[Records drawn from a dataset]
****************
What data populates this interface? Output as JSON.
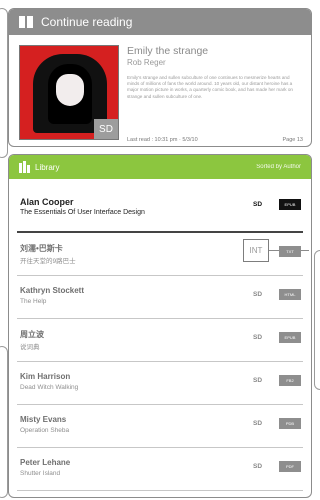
{
  "continue_reading": {
    "header": "Continue reading",
    "book": {
      "title": "Emily the strange",
      "author": "Rob Reger",
      "cover_badge": "SD",
      "description": "Emily's strange and sullen subculture of one continues to mesmerize hearts and minds of millions of fans the world around. 10 years old, our distant heroine has a major motion picture in works, a quarterly comic book, and has made her mark on strange and sullen subculture of one."
    },
    "last_read": "Last read : 10:31 pm · 5/3/10",
    "page": "Page 13"
  },
  "library": {
    "header": "Library",
    "sorted_by": "Sorted by Author",
    "items": [
      {
        "author": "Alan Cooper",
        "title": "The Essentials Of User Interface Design",
        "storage": "SD",
        "format": "EPUB"
      },
      {
        "author": "刘濡•巴斯卡",
        "title": "开往天堂的9路巴士",
        "storage": "INT",
        "format": "TXT"
      },
      {
        "author": "Kathryn Stockett",
        "title": "The Help",
        "storage": "SD",
        "format": "HTML"
      },
      {
        "author": "周立波",
        "title": "说词典",
        "storage": "SD",
        "format": "EPUB"
      },
      {
        "author": "Kim Harrison",
        "title": "Dead Witch Walking",
        "storage": "SD",
        "format": "FB2"
      },
      {
        "author": "Misty Evans",
        "title": "Operation Sheba",
        "storage": "SD",
        "format": "PDB"
      },
      {
        "author": "Peter Lehane",
        "title": "Shutter Island",
        "storage": "SD",
        "format": "PDF"
      }
    ]
  },
  "colors": {
    "continue_header": "#8d8d8d",
    "library_header": "#8cc63f",
    "selected_badge": "#111111",
    "format_badge": "#8e8e8e"
  },
  "icons": {
    "continue_icon": "book-icon",
    "library_icon": "library-icon"
  }
}
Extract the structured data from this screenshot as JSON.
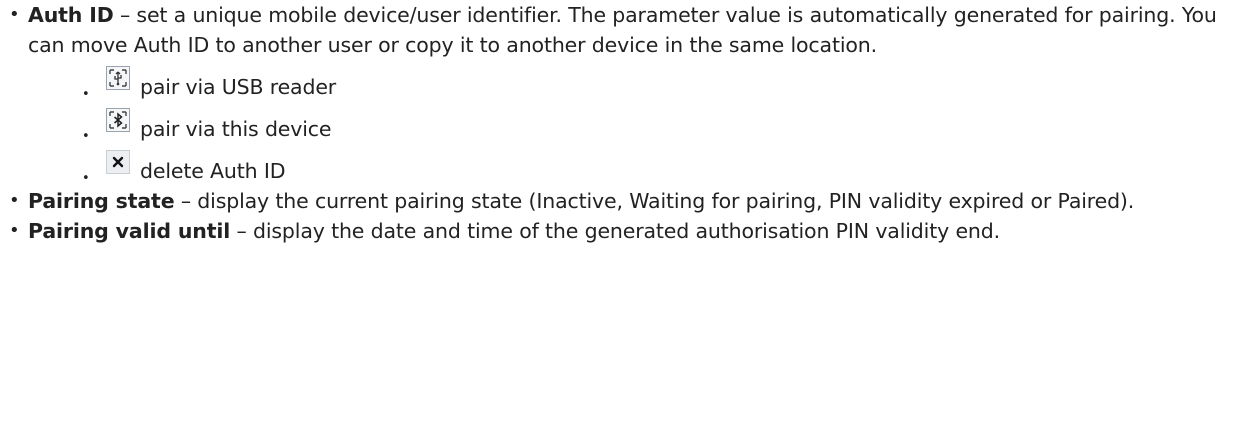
{
  "items": [
    {
      "term": "Auth ID",
      "text": " – set a unique mobile device/user identifier. The parameter value is automatically generated for pairing. You can move Auth ID to another user or copy it to another device in the same location.",
      "sub": [
        {
          "icon": "usb-pair-icon",
          "label": "pair via USB reader"
        },
        {
          "icon": "bluetooth-pair-icon",
          "label": "pair via this device"
        },
        {
          "icon": "delete-icon",
          "label": "delete Auth ID"
        }
      ]
    },
    {
      "term": "Pairing state",
      "text": " – display the current pairing state (Inactive, Waiting for pairing, PIN validity expired or Paired)."
    },
    {
      "term": "Pairing valid until",
      "text": " – display the date and time of the generated authorisation PIN validity end."
    }
  ]
}
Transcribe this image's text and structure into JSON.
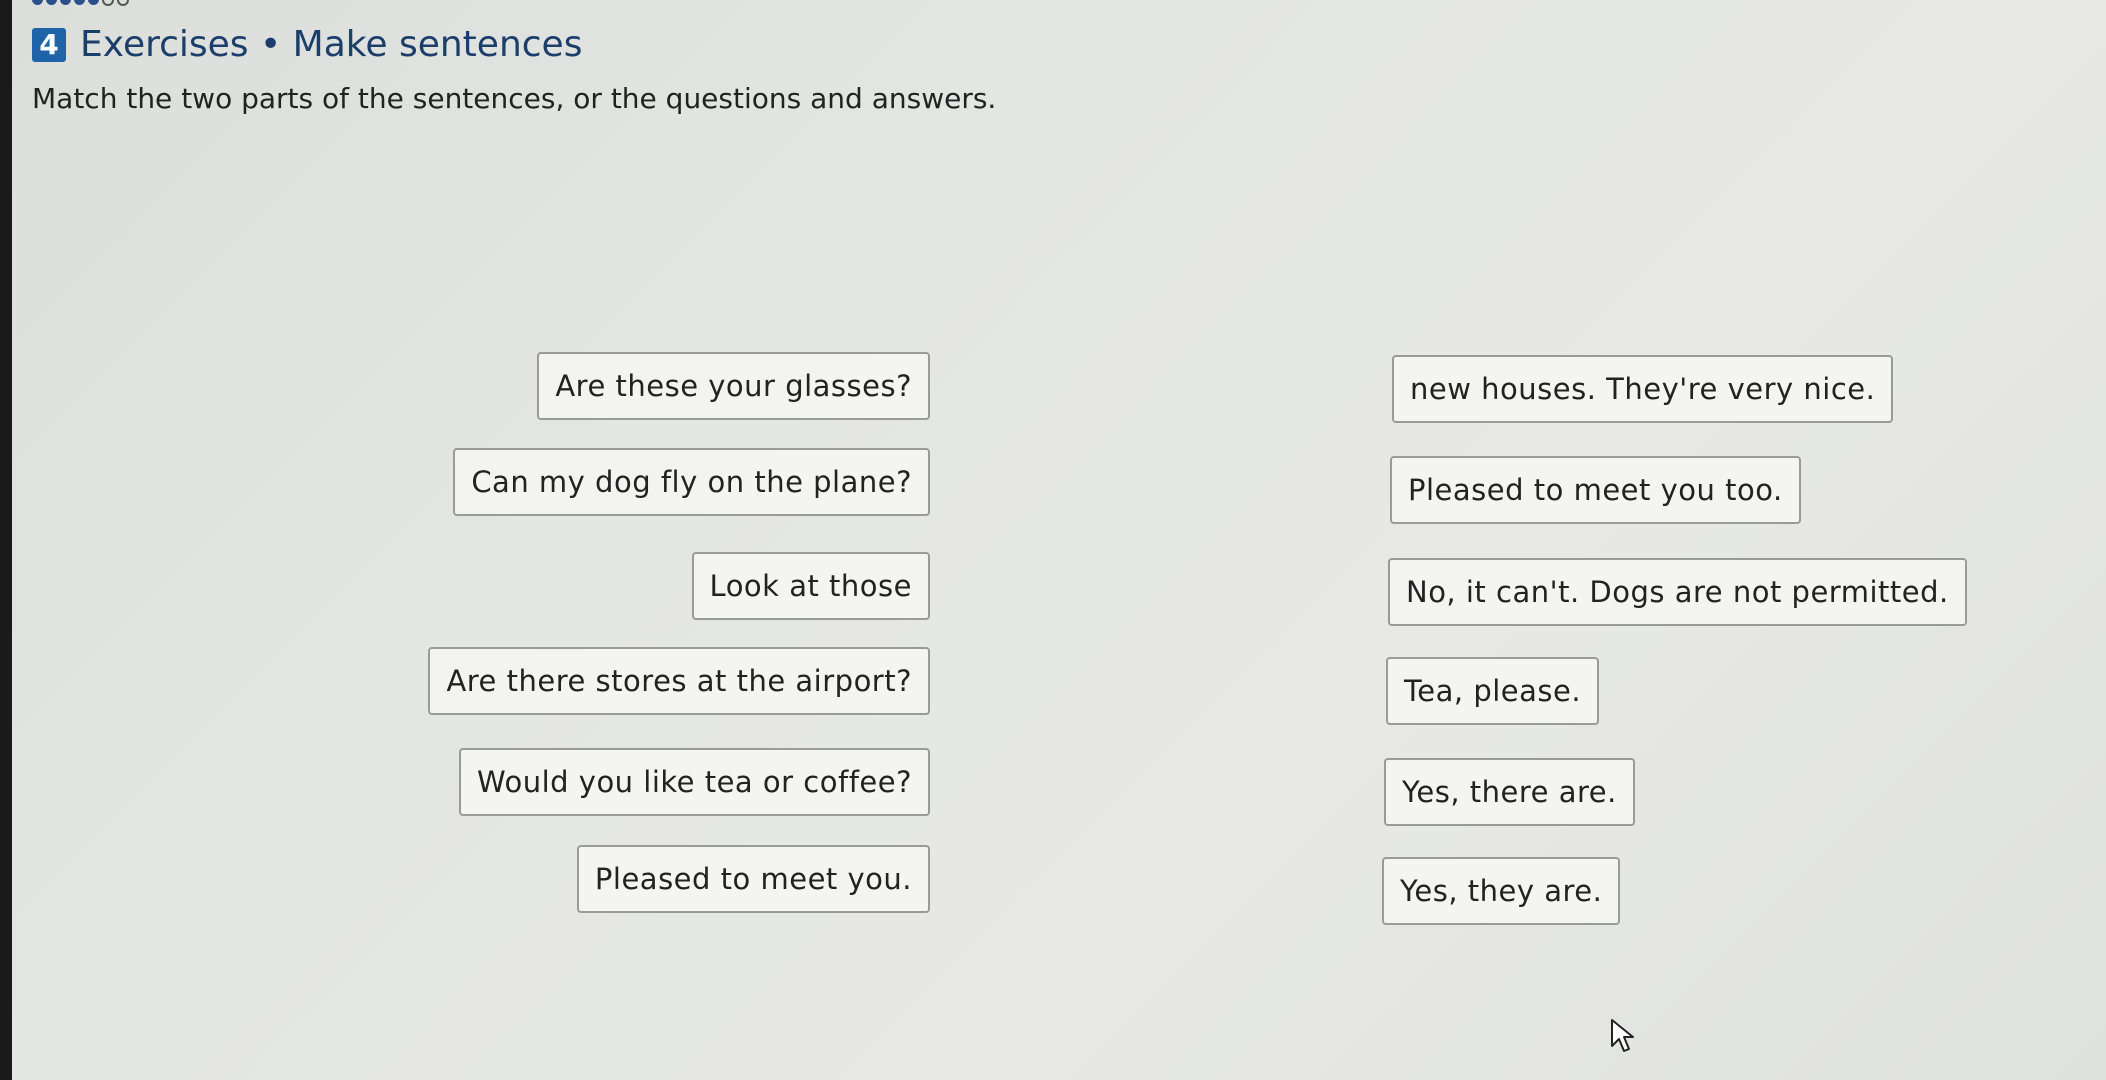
{
  "header": {
    "number": "4",
    "title": "Exercises • Make sentences",
    "instruction": "Match the two parts of the sentences, or the questions and answers."
  },
  "left_items": [
    "Are these your glasses?",
    "Can my dog fly on the plane?",
    "Look at those",
    "Are there stores at the airport?",
    "Would you like tea or coffee?",
    "Pleased to meet you."
  ],
  "right_items": [
    "new houses. They're very nice.",
    "Pleased to meet you too.",
    "No, it can't. Dogs are not permitted.",
    "Tea, please.",
    "Yes, there are.",
    "Yes, they are."
  ],
  "icons": {
    "cursor": "mouse-pointer-icon",
    "progress": "progress-dots-icon"
  },
  "colors": {
    "number_badge": "#1f63a8",
    "title": "#1c3e6b"
  }
}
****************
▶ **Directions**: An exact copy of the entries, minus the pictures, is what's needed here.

▶ **Solution below**:
What data populates this interface? Output as JSON.
{
  "continue_reading": {
    "header": "Continue reading",
    "book": {
      "title": "Emily the strange",
      "author": "Rob Reger",
      "cover_badge": "SD",
      "description": "Emily's strange and sullen subculture of one continues to mesmerize hearts and minds of millions of fans the world around. 10 years old, our distant heroine has a major motion picture in works, a quarterly comic book, and has made her mark on strange and sullen subculture of one."
    },
    "last_read": "Last read : 10:31 pm · 5/3/10",
    "page": "Page 13"
  },
  "library": {
    "header": "Library",
    "sorted_by": "Sorted by Author",
    "items": [
      {
        "author": "Alan Cooper",
        "title": "The Essentials Of User Interface Design",
        "storage": "SD",
        "format": "EPUB"
      },
      {
        "author": "刘濡•巴斯卡",
        "title": "开往天堂的9路巴士",
        "storage": "INT",
        "format": "TXT"
      },
      {
        "author": "Kathryn Stockett",
        "title": "The Help",
        "storage": "SD",
        "format": "HTML"
      },
      {
        "author": "周立波",
        "title": "说词典",
        "storage": "SD",
        "format": "EPUB"
      },
      {
        "author": "Kim Harrison",
        "title": "Dead Witch Walking",
        "storage": "SD",
        "format": "FB2"
      },
      {
        "author": "Misty Evans",
        "title": "Operation Sheba",
        "storage": "SD",
        "format": "PDB"
      },
      {
        "author": "Peter Lehane",
        "title": "Shutter Island",
        "storage": "SD",
        "format": "PDF"
      }
    ]
  },
  "colors": {
    "continue_header": "#8d8d8d",
    "library_header": "#8cc63f",
    "selected_badge": "#111111",
    "format_badge": "#8e8e8e"
  },
  "icons": {
    "continue_icon": "book-icon",
    "library_icon": "library-icon"
  }
}
Extract the structured data from this screenshot as JSON.
{
  "items": [
    {
      "term": "Auth ID",
      "text": " – set a unique mobile device/user identifier. The parameter value is automatically generated for pairing. You can move Auth ID to another user or copy it to another device in the same location.",
      "sub": [
        {
          "icon": "usb-pair-icon",
          "label": "pair via USB reader"
        },
        {
          "icon": "bluetooth-pair-icon",
          "label": "pair via this device"
        },
        {
          "icon": "delete-icon",
          "label": "delete Auth ID"
        }
      ]
    },
    {
      "term": "Pairing state",
      "text": " – display the current pairing state (Inactive, Waiting for pairing, PIN validity expired or Paired)."
    },
    {
      "term": "Pairing valid until",
      "text": " – display the date and time of the generated authorisation PIN validity end."
    }
  ]
}
Transcribe this image's text and structure into JSON.
{
  "header": {
    "number": "4",
    "title": "Exercises • Make sentences",
    "instruction": "Match the two parts of the sentences, or the questions and answers."
  },
  "left_items": [
    "Are these your glasses?",
    "Can my dog fly on the plane?",
    "Look at those",
    "Are there stores at the airport?",
    "Would you like tea or coffee?",
    "Pleased to meet you."
  ],
  "right_items": [
    "new houses. They're very nice.",
    "Pleased to meet you too.",
    "No, it can't. Dogs are not permitted.",
    "Tea, please.",
    "Yes, there are.",
    "Yes, they are."
  ],
  "icons": {
    "cursor": "mouse-pointer-icon",
    "progress": "progress-dots-icon"
  },
  "colors": {
    "number_badge": "#1f63a8",
    "title": "#1c3e6b"
  }
}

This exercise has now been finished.